Clubs, which were affiliated with the Royal Life Saving Society, had been trying for some time to join the Surf Life Saving Association. On October 10th 1952 a meeting was held between the Royal Life Saving Society and Surf Life Saving Association, which resulted in Surf Life Saving South Australian State Centre being formed. Port Noarlunga Life Saving Club joined Surf Life Saving in the 1953-54 season and became known as Port Noarlunga Surf Life Saving Club.
One of the results of us joining the Surf Life Saving movement was that women could no longer be members of the club or patrol the beach. This was a sad day for the girls of the town and the end of the women’s involvement at the level they had known for many years and who had kept the club alive during the war years and into the 50’s, but they still continued on as the backbone of the club.
In notes on the formative years of the Port Noarlunga Surf Life Saving Club, we are told of the new start.
“Our clubrooms consisted of a small concrete block house about 5 metres by 3 metres with no power or light. This together with a tiny attached shower room of dilapidated state was the entire facilities of the Life Saving Club. We had no funds whatsoever and our equipment consisted of one aged surf reel with a non release belt. We had a set of old moth eaten march past costumes and caps, a march past flag, several tin drums and nothing else. As virtually all the Royal Life club members had departed, to say we started with nothing would not be an over statement.”
Port Noarlunga Surf Life Saving Club had evolved and began to claw its way upward again.
The first aim was a new clubrooms and they were going to cost money. Thus began a flurry of fundraising activities, including dances, balls, beach collections street stalls, and circularising the local community seeking funds.
Although women were no longer allowed to patrol the beach or be members they were a big part of the social side of the club and were very active in the fundraising side of things.
The club members worked hard at raising money. The local council in 1953 granted us a portion of crown land to build new clubrooms on. The club had arranged for Judge Adrian Curlewis, President of Surf Life Saving Australia, to include in his itinerary while on a visit to Adelaide, the opening of the clubrooms.
From starting with nothing in 1953-54, just 3 brief years later the club had new clubrooms, a surfboat, skis and boards, several reels, provided full beach patrols and assisted the community in such things as fighting bushfires, and flood relief, and had proven itself on the field of competition and was a known force in the world of Surf Life Saving.”
By 1959 the cycle of life turned again and with that next turn we hit some big obstacles. The surf board riding movement had gathered momentum giving young people a new interest and some of the young men who made up our membership obtained jobs which took them to other places and new adventures, and then discontent set in and we lost some members.
Once again we were back to square one – no money in the bank and a desperate lack of members.
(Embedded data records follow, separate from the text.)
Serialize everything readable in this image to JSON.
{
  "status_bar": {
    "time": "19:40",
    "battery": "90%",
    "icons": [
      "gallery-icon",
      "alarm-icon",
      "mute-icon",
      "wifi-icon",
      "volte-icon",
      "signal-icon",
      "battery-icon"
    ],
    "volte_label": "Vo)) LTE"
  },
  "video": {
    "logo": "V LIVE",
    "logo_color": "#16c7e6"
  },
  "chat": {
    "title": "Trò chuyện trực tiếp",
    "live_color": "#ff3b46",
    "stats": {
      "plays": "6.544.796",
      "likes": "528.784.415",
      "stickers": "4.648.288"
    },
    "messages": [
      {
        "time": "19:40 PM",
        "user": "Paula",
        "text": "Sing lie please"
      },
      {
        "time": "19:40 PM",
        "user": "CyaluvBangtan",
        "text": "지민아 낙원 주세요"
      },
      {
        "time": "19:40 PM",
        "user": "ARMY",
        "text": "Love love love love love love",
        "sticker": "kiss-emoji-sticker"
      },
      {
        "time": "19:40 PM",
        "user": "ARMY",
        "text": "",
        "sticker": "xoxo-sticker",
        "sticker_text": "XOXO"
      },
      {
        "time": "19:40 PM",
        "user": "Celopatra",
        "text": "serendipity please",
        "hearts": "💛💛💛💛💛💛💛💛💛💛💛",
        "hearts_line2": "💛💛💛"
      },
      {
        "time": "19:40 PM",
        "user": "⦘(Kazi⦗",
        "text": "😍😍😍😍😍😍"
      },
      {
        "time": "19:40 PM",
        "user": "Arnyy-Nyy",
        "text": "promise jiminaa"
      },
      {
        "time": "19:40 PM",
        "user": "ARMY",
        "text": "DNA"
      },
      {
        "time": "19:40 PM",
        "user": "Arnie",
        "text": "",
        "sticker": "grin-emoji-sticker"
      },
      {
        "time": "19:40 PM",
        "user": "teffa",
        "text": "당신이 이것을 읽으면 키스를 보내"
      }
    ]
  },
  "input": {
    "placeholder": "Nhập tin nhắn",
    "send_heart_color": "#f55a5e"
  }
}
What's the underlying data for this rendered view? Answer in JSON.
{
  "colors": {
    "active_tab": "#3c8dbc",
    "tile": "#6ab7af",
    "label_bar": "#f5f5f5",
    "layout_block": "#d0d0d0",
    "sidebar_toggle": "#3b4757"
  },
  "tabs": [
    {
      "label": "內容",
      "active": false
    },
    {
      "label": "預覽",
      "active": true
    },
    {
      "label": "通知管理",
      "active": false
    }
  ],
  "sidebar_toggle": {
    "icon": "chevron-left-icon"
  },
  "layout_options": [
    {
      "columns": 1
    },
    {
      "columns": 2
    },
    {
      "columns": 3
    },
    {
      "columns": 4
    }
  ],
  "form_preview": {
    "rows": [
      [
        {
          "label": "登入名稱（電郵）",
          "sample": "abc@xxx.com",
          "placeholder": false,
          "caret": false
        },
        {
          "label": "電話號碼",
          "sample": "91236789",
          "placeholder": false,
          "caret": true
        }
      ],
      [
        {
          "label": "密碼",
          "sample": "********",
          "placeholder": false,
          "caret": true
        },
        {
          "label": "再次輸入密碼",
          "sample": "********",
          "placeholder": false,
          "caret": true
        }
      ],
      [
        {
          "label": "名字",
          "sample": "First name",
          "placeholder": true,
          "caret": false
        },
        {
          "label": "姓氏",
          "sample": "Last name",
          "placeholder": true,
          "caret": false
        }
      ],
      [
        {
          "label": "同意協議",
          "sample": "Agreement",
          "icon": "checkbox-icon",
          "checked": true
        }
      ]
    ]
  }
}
We did what we have always done. Gritted out teeth and started to climb the ladder again from the bottom rung upward and onward.